The show drew Corsicans from all corners of America, with eight Corsicans making a special trip from Puerto Rico to attend the show in New York.

Corsican American Association president Richard Ortoli said there are probably only a few hundred “active” Corsicans in New York.

“According to estimates, there are between 200,000 and 400,000 people in Puerto Rico who are of Corsican descent. So I always say that maybe half of the Bronx is related to me, since half of the Bronx is Puerto Rico, you never know.”

He said the he really enjoyed the performance, but he has seen them play before.

“I think the Americans who came were interested and they were intrigued. Ultimately they got to love them,” said Ortoli.

“But it’s not, I don’t think, music for the average American. It’s music for the average discerning American, and there are a lot of those,” he said.

Bernardini said there were historic links between the United States and Corsica.

“More than eight towns in America have a Corsican name, because of historic links regarding to the democratic experience of Corsica in 1755,” he said.

“Yes, we are a so little island regarding to America. But it is a sign that every culture, every language, every part of the world, every little soul of the world has something to give to the other one,” he said.

“The unity will put us together, and the diversity, the differences will make the world become richer.”

He said good music is something that tries to rise up something good in the soul of the listener.

“It was a very touching moment with people singing with us in a language that don’t know. They just learned a few words,” he said.
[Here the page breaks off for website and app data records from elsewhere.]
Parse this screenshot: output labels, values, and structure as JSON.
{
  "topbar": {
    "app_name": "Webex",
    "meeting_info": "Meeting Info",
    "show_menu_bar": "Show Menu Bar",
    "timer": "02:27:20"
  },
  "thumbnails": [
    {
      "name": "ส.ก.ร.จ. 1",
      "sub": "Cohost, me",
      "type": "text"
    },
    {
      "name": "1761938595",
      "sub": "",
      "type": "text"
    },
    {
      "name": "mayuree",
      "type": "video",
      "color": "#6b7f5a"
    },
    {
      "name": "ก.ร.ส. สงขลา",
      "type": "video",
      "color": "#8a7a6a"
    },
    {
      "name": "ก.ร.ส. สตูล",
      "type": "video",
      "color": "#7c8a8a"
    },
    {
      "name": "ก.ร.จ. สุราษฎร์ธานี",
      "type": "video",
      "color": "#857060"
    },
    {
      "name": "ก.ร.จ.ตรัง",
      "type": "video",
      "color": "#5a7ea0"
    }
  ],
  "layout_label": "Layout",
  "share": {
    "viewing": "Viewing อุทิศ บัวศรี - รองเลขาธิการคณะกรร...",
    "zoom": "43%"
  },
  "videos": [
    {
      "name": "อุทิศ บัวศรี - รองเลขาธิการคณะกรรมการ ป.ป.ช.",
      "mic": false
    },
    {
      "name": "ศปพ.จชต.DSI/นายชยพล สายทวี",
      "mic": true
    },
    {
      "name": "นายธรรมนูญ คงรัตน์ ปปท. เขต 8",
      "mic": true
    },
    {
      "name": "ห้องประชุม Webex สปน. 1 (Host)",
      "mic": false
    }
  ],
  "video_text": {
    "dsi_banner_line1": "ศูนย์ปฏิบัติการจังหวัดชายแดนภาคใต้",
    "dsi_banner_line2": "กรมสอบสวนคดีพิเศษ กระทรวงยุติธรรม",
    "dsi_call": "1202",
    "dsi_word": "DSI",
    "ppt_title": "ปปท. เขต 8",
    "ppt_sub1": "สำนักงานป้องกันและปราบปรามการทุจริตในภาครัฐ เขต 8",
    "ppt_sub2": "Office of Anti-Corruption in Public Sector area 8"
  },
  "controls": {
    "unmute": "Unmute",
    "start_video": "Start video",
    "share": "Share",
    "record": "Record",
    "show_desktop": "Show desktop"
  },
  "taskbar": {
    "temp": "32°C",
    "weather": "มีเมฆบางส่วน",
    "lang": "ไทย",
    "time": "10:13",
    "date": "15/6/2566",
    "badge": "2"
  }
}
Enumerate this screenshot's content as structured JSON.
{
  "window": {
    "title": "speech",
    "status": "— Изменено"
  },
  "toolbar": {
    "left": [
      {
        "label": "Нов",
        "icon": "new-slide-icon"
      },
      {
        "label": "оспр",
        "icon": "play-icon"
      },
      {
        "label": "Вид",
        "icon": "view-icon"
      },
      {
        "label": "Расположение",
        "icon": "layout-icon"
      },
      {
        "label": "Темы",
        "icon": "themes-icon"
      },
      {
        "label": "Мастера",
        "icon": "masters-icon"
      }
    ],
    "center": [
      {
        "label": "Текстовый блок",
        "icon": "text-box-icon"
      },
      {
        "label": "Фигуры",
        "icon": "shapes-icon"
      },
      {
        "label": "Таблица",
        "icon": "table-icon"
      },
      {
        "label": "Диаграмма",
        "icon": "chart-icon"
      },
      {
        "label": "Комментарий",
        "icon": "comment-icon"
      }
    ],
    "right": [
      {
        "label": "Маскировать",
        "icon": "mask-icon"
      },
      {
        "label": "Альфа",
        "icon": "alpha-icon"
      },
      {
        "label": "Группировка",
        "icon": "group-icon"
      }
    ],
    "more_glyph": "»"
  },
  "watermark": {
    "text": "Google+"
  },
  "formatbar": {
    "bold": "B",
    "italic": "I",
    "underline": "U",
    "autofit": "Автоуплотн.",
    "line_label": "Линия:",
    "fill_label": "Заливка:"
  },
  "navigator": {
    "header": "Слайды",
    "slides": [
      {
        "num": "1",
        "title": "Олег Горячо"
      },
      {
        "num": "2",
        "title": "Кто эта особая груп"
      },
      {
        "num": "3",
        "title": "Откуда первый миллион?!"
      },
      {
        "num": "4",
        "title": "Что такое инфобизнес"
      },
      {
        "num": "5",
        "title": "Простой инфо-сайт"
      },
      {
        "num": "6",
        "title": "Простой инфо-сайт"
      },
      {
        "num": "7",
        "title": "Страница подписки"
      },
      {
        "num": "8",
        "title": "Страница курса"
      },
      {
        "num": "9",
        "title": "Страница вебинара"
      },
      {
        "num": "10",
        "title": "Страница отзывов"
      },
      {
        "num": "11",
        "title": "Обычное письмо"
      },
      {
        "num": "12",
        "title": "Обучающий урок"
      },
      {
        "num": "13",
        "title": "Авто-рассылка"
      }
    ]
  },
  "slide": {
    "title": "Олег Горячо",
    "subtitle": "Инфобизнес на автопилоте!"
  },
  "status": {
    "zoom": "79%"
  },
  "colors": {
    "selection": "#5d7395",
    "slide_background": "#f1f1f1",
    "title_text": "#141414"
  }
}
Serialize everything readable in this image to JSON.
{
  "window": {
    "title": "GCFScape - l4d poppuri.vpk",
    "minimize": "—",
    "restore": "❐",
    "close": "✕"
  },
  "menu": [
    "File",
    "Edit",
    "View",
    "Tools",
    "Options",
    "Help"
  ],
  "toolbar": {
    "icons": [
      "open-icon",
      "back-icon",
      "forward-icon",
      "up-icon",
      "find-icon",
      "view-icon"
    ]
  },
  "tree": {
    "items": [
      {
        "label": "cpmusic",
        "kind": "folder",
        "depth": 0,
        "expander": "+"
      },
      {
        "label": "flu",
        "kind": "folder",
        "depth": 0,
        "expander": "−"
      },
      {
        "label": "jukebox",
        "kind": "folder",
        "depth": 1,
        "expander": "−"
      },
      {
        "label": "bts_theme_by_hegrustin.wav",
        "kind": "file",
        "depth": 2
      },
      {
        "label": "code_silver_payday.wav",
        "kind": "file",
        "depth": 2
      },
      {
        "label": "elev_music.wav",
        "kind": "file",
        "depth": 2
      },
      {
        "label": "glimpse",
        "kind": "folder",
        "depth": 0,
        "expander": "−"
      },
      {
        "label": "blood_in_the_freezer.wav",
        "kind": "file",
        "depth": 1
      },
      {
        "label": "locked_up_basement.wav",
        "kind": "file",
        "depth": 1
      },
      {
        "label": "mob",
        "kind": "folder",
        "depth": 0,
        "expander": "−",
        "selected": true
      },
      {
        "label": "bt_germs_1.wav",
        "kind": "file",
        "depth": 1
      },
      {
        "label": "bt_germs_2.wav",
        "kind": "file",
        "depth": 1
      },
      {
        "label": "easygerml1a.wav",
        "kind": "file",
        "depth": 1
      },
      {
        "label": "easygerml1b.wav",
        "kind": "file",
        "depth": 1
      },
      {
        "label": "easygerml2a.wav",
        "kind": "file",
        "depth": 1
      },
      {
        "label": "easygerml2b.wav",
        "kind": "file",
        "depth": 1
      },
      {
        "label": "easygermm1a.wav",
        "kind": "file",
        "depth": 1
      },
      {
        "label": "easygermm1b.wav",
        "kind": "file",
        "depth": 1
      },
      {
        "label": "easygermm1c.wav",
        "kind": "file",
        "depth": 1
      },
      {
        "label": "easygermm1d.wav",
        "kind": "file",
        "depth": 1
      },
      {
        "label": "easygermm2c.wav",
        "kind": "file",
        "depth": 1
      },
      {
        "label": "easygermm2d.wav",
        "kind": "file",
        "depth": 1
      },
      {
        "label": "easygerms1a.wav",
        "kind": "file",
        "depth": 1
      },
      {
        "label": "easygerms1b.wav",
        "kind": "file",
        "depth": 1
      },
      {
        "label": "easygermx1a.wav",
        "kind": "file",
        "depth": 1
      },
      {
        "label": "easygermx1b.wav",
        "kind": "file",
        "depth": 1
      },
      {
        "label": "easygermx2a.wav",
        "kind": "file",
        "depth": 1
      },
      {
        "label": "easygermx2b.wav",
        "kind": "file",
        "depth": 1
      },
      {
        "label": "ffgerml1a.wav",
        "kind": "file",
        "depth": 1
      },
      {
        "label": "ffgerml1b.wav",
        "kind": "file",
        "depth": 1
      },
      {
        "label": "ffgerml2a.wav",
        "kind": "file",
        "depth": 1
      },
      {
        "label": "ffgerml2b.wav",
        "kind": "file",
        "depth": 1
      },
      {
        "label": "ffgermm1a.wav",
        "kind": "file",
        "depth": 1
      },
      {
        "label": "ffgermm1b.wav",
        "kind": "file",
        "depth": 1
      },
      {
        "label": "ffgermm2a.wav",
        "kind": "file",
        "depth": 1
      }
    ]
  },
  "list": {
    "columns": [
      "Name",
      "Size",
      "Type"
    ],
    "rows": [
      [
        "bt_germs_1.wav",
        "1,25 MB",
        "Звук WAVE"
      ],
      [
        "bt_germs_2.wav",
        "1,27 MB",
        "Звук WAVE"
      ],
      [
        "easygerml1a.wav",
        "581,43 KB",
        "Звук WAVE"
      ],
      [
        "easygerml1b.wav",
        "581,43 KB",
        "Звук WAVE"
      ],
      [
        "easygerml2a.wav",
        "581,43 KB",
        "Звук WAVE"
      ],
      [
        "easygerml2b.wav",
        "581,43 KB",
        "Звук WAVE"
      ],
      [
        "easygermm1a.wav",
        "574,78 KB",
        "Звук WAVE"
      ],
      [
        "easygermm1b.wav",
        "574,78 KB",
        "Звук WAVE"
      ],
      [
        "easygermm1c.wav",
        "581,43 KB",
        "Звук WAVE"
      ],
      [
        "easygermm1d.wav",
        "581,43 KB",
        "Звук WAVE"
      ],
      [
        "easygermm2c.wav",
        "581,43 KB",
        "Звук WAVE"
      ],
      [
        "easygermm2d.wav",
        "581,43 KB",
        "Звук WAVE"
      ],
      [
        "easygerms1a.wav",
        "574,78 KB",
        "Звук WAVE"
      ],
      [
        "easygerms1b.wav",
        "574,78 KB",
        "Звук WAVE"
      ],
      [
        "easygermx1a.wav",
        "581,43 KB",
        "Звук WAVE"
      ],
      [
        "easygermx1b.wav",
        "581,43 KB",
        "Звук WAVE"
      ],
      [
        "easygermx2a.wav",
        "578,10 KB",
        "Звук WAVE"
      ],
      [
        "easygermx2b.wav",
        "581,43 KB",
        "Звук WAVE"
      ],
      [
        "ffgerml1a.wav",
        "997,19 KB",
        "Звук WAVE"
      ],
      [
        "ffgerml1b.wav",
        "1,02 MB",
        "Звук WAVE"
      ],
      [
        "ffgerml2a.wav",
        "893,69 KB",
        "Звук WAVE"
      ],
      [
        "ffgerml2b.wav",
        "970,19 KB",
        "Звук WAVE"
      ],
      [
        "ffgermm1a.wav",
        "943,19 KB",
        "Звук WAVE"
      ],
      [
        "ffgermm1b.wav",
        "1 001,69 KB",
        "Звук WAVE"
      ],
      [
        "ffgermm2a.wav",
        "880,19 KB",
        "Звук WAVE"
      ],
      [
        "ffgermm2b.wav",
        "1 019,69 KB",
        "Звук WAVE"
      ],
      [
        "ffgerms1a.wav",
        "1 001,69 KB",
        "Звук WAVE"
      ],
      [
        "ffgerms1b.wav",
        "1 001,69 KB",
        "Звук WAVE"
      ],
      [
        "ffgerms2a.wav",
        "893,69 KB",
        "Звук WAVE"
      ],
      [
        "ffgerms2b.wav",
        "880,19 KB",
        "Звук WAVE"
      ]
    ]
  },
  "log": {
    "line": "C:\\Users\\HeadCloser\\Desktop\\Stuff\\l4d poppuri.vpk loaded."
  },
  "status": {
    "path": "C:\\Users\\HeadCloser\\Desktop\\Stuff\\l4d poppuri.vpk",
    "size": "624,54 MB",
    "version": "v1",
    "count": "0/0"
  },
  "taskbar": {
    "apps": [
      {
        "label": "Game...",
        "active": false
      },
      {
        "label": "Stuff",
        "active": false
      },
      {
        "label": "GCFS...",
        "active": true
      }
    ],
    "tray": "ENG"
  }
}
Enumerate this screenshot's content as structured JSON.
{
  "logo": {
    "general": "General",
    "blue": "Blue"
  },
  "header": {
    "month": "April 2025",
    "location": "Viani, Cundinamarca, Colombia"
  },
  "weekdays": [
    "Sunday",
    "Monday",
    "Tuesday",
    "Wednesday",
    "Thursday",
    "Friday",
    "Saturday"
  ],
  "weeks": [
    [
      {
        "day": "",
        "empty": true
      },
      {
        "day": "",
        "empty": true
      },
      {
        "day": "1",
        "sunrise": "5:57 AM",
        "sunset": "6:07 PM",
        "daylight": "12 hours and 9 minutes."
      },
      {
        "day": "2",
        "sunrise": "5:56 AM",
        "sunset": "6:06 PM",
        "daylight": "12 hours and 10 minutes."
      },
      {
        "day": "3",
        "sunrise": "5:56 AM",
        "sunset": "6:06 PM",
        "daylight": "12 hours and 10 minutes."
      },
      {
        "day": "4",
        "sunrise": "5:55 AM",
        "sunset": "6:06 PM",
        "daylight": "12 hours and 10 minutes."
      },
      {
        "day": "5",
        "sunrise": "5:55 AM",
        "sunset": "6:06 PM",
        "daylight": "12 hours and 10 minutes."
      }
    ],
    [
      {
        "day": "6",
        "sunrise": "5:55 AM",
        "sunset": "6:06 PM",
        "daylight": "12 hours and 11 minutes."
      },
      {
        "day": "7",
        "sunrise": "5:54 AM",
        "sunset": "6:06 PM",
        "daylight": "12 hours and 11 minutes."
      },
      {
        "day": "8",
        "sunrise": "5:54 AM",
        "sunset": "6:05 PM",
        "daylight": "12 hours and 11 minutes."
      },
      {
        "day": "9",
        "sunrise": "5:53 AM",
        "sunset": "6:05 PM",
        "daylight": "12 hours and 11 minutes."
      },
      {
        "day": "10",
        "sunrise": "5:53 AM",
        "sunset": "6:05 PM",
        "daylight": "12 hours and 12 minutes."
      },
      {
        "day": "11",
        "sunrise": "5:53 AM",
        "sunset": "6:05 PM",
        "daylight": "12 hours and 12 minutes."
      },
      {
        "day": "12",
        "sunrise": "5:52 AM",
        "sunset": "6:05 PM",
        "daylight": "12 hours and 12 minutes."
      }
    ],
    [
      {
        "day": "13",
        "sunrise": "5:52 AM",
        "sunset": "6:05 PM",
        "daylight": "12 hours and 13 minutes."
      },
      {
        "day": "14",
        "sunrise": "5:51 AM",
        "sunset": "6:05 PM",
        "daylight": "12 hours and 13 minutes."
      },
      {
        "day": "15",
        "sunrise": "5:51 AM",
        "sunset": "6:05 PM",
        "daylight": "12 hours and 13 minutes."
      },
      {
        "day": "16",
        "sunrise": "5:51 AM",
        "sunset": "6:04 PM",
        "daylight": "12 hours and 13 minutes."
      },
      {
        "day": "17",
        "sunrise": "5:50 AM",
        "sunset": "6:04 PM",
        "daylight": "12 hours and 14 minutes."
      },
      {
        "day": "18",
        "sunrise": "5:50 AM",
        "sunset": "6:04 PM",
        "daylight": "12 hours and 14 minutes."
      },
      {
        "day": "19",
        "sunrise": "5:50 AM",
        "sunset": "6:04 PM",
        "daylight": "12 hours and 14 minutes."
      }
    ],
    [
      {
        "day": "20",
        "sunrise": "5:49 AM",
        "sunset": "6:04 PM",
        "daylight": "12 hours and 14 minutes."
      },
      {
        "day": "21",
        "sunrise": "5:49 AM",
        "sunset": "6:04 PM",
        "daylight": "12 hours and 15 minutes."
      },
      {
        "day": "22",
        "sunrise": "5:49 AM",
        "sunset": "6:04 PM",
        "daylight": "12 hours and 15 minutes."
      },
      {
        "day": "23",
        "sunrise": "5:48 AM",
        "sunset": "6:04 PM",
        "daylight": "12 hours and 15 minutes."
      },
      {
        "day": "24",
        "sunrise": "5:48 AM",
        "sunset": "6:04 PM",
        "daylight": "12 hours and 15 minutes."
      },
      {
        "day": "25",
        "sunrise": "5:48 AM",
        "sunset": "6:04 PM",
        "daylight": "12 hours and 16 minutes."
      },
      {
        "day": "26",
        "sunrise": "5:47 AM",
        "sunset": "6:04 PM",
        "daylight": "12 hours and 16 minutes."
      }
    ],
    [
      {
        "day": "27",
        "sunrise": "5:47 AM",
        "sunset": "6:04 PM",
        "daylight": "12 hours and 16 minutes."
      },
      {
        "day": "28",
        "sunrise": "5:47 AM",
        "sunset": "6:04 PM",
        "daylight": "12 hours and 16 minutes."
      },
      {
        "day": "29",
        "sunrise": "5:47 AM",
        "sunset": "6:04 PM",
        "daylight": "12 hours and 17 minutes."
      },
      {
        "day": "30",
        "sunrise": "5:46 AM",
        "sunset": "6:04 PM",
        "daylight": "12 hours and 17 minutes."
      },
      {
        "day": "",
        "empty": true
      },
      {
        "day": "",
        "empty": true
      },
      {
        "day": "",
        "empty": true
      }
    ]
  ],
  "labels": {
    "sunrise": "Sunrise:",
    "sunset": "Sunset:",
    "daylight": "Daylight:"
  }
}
Corsica is considered one of the 26 régions of France; it is called a "territorial collectivity." Corsica is located west of Italy, southeast of France, and north of the island of Sardinia.